Forest Hills residents wondering about the fate of the former Parkway Hospital building, located at 70-35 113th St., may have to wait a bit longer in the wake of two cancelled or otherwise missed meetings between the building’s prospective new owners and Councilwoman Karen Koslowitz (D-Forest Hills).
Late Tuesday, Koslowitz said that a second scheduled meeting with representatives from 70-35 113 Street Holdings LLC, the reported new owners of the defunct 56,400 square-foot Parkway Hospital building lot, did not take place due to scheduling conflicts.
Further, Koslowitz reported that the impending sale of the building is not yet complete and still must clear several hurdles, including zoning issues.
It is still unclear at this time what the new owners intend to do with the building, if and when the sale is completed.
Numerous community members, including Community Board 6 District Manager Frank Gulluscio, as well as Koslowitz, have said they would like to see new senior housing on the old Parkway site. Some have even suggested a hotel, although others have said that idea seems unlikely.
The holding company, as of Tuesday, has not yet listed with the state as an LLC.
New York requires that within 120 days after organization, a limited liability corporation (LLC) must publish in two newspapers a copy of the articles of organization or a notice related to the formation of the LLC.
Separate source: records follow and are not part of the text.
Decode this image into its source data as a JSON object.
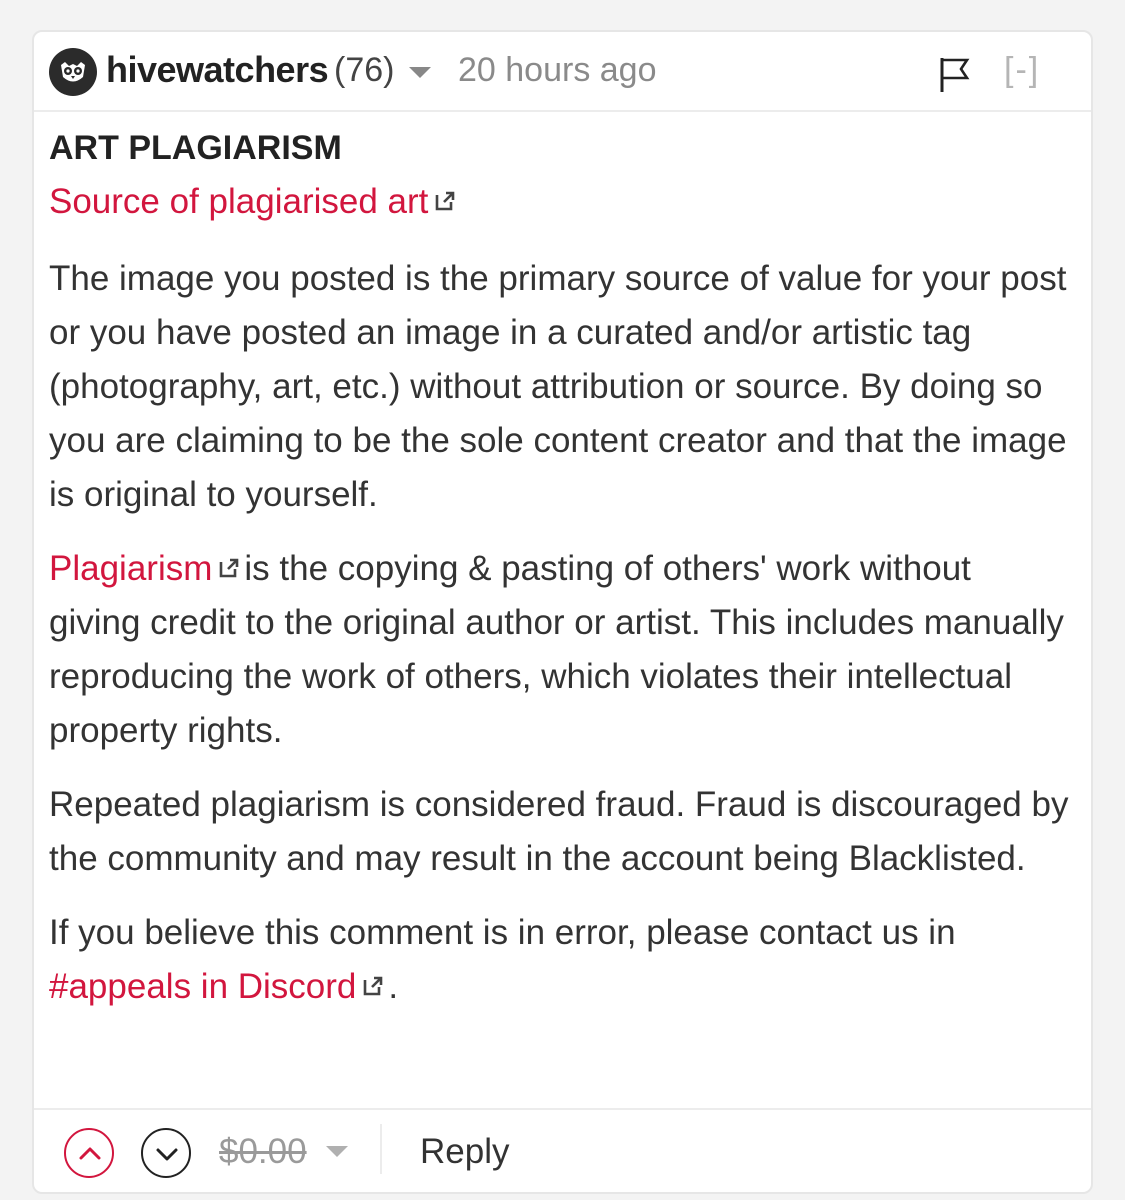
{
  "comment": {
    "author": "hivewatchers",
    "reputation": "(76)",
    "timestamp": "20 hours ago",
    "collapse_label": "[-]",
    "title": "ART PLAGIARISM",
    "source_link": "Source of plagiarised art",
    "para1": "The image you posted is the primary source of value for your post or you have posted an image in a curated and/or artistic tag (photography, art, etc.) without attribution or source. By doing so you are claiming to be the sole content creator and that the image is original to yourself.",
    "para2_link": "Plagiarism",
    "para2_rest": "is the copying & pasting of others' work without giving credit to the original author or artist. This includes manually reproducing the work of others, which violates their intellectual property rights.",
    "para3": "Repeated plagiarism is considered fraud. Fraud is discouraged by the community and may result in the account being Blacklisted.",
    "para4_text": "If you believe this comment is in error, please contact us in",
    "para4_link": "#appeals in Discord",
    "para4_end": "."
  },
  "footer": {
    "payout": "$0.00",
    "reply_label": "Reply"
  },
  "icons": {
    "avatar": "owl-logo",
    "flag": "flag-icon",
    "upvote": "chevron-up-icon",
    "downvote": "chevron-down-icon",
    "external": "external-link-icon"
  },
  "colors": {
    "accent": "#d2163e",
    "text": "#333333",
    "muted": "#8a8a8a"
  }
}
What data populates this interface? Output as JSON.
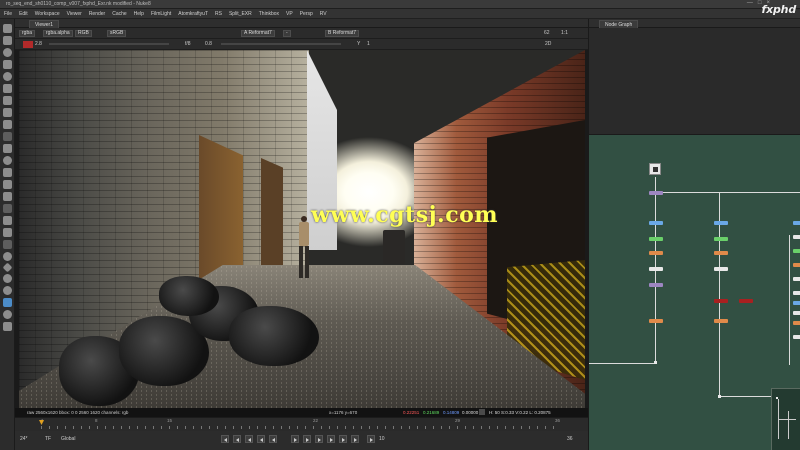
{
  "window": {
    "title": "ro_seq_end_sh0110_comp_v007_fxphd_Exr.nk modified - Nuke8",
    "controls": [
      "—",
      "□",
      "×"
    ]
  },
  "menu": [
    "File",
    "Edit",
    "Workspace",
    "Viewer",
    "Render",
    "Cache",
    "Help",
    "FilmLight",
    "AtomkraftyuT",
    "RS",
    "Split_EXR",
    "Thinkbox",
    "VP",
    "Persp",
    "RV"
  ],
  "brand": "fxphd",
  "viewer": {
    "tab_label": "Viewer1",
    "channels": "rgba",
    "alpha": "rgba.alpha",
    "colorspace": "RGB",
    "lut": "sRGB",
    "input_a": "A  Reformat7",
    "input_a_dash": "-",
    "input_b": "B  Reformat7",
    "zoom": "62",
    "ratio": "1:1",
    "mode": "2D",
    "fstop": "2.8",
    "gamma": "0.8",
    "gain_label": "f/8",
    "y_label": "Y",
    "gamma_val": "1"
  },
  "infobar": {
    "format": "raw 2560x1620  bbox: 0 0 2560 1620 channels: rgb",
    "coords": "x=1176 y=670",
    "r": "0.22251",
    "g": "0.21689",
    "b": "0.14809",
    "a": "0.00000",
    "hsv": "H: 50 S:0.33 V:0.22  L: 0.20875"
  },
  "timeline": {
    "ticks": [
      "1",
      "8",
      "15",
      "22",
      "29",
      "36"
    ],
    "current_frame": "24*",
    "tf": "TF",
    "range_mode": "Global",
    "fps": "10",
    "end_frame": "36"
  },
  "watermark_text": "www.cgtsj.com",
  "nodegraph": {
    "tab_label": "Node Graph"
  },
  "colors": {
    "node_graph_bg": "#325043",
    "node_purple": "#9d86c2",
    "node_blue": "#6aa8e6",
    "node_green": "#6ad06a",
    "node_orange": "#e08a4a",
    "node_white": "#e8e8e8",
    "node_red": "#a82020"
  }
}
The Parkway Hospital site, vacant since 2008 when it was shuttered by the state Commission on Healthcare Facilities, was reportedly sold at a foreclosure auction on Jan. 10 for $22 million.
Current liens on the Parkway building total more than $14.8 million, according to real estate website Propertyshark.com. Representatives from Auberge Grand Central LLC, the company that holds Parkway’s mortgage, could not be reached.
In recent months, the Parkway site has come under scrutiny once again as a community eyesore, its’ lot littered with overgrown weeds and graffiti. Several Queens’ blogs have featured the site in recent weeks as a local “eyesore.”
Moreover, numerous outstanding interior and exterior building violations remain unpaid since Parkway’s former owner, Dr. Robert Aquino, tried unsuccessfully to reopen the hospital in 2009.
Aquino had long argued against the state’s commission, saying that Queens was underserved with fewer hospital beds than other boroughs, including Manhattan.
The state commission said that other local hospitals were adequate to serve Queens’ residents.
But, with the closings of St. Johns in Elmhurst, Mary Immaculate in Jamaica and Peninsula in the Rockaways, the borough actually lost four hospitals between 2008 and 2012.
In 2009, Aquino filed a lawsuit claiming that then-state Assemblyman Tony Seminerio colluded with former Jamaica Hospital CEO David Rosen, to keep Parkway closed.
Both Seminerio and Rosen were ultimately convicted on bribery charges.
Seminerio died in prison and Rosen was sentenced to three-years.
However, Aquino’s apparent victory with Parkway was short-lived when he was found guilty on federal bribery charges, resulting from his attempts to bribe state Sen. Carl Kruger in a last-ditch attempt to resuscitate Parkway.
Aquino served four months in prison. Representatives for Aquino did not return calls and emails seeking comment.
By Alan Krawitz